>>
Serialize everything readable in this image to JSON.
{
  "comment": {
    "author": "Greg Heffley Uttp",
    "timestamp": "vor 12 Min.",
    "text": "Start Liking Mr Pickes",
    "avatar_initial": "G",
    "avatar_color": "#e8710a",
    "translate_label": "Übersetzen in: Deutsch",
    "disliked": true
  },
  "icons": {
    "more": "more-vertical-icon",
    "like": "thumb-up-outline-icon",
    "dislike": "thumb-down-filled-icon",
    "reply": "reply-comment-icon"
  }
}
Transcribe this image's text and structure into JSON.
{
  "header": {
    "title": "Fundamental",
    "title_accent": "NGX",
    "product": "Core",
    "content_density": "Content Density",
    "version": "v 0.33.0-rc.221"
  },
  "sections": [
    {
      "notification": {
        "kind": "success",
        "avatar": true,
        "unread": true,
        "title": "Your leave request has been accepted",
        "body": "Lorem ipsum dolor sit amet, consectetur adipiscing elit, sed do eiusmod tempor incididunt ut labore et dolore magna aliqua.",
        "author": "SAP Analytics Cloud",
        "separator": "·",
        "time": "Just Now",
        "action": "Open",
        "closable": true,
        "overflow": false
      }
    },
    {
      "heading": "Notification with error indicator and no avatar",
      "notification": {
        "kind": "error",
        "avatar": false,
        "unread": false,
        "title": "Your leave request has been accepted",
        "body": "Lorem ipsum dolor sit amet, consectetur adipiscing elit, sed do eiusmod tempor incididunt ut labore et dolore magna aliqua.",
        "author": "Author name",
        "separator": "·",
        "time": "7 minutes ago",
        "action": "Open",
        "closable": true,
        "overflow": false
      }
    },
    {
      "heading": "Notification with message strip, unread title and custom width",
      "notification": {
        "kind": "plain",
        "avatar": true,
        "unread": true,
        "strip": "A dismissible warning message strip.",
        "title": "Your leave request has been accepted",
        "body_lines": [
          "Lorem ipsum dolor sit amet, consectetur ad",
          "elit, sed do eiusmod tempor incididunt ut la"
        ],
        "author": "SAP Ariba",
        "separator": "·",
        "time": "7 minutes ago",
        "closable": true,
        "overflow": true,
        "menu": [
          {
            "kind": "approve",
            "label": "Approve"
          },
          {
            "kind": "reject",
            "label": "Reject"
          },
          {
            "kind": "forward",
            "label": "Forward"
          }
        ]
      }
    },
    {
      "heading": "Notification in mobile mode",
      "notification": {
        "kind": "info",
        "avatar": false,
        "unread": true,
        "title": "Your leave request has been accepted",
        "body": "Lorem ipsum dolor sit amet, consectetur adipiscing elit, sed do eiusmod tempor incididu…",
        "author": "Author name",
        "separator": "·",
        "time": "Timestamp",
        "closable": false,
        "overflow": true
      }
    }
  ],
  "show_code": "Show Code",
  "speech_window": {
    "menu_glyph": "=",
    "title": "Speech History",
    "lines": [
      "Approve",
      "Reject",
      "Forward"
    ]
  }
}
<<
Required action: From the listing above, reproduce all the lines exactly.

Answer to the exercise:
Serialize everything readable in this image to JSON.
{
  "comment": {
    "author": "Greg Heffley Uttp",
    "timestamp": "vor 12 Min.",
    "text": "Start Liking Mr Pickes",
    "avatar_initial": "G",
    "avatar_color": "#e8710a",
    "translate_label": "Übersetzen in: Deutsch",
    "disliked": true
  },
  "icons": {
    "more": "more-vertical-icon",
    "like": "thumb-up-outline-icon",
    "dislike": "thumb-down-filled-icon",
    "reply": "reply-comment-icon"
  }
}
Transcribe this image's text and structure into JSON.
{
  "header": {
    "title": "Fundamental",
    "title_accent": "NGX",
    "product": "Core",
    "content_density": "Content Density",
    "version": "v 0.33.0-rc.221"
  },
  "sections": [
    {
      "notification": {
        "kind": "success",
        "avatar": true,
        "unread": true,
        "title": "Your leave request has been accepted",
        "body": "Lorem ipsum dolor sit amet, consectetur adipiscing elit, sed do eiusmod tempor incididunt ut labore et dolore magna aliqua.",
        "author": "SAP Analytics Cloud",
        "separator": "·",
        "time": "Just Now",
        "action": "Open",
        "closable": true,
        "overflow": false
      }
    },
    {
      "heading": "Notification with error indicator and no avatar",
      "notification": {
        "kind": "error",
        "avatar": false,
        "unread": false,
        "title": "Your leave request has been accepted",
        "body": "Lorem ipsum dolor sit amet, consectetur adipiscing elit, sed do eiusmod tempor incididunt ut labore et dolore magna aliqua.",
        "author": "Author name",
        "separator": "·",
        "time": "7 minutes ago",
        "action": "Open",
        "closable": true,
        "overflow": false
      }
    },
    {
      "heading": "Notification with message strip, unread title and custom width",
      "notification": {
        "kind": "plain",
        "avatar": true,
        "unread": true,
        "strip": "A dismissible warning message strip.",
        "title": "Your leave request has been accepted",
        "body_lines": [
          "Lorem ipsum dolor sit amet, consectetur ad",
          "elit, sed do eiusmod tempor incididunt ut la"
        ],
        "author": "SAP Ariba",
        "separator": "·",
        "time": "7 minutes ago",
        "closable": true,
        "overflow": true,
        "menu": [
          {
            "kind": "approve",
            "label": "Approve"
          },
          {
            "kind": "reject",
            "label": "Reject"
          },
          {
            "kind": "forward",
            "label": "Forward"
          }
        ]
      }
    },
    {
      "heading": "Notification in mobile mode",
      "notification": {
        "kind": "info",
        "avatar": false,
        "unread": true,
        "title": "Your leave request has been accepted",
        "body": "Lorem ipsum dolor sit amet, consectetur adipiscing elit, sed do eiusmod tempor incididu…",
        "author": "Author name",
        "separator": "·",
        "time": "Timestamp",
        "closable": false,
        "overflow": true
      }
    }
  ],
  "show_code": "Show Code",
  "speech_window": {
    "menu_glyph": "=",
    "title": "Speech History",
    "lines": [
      "Approve",
      "Reject",
      "Forward"
    ]
  }
}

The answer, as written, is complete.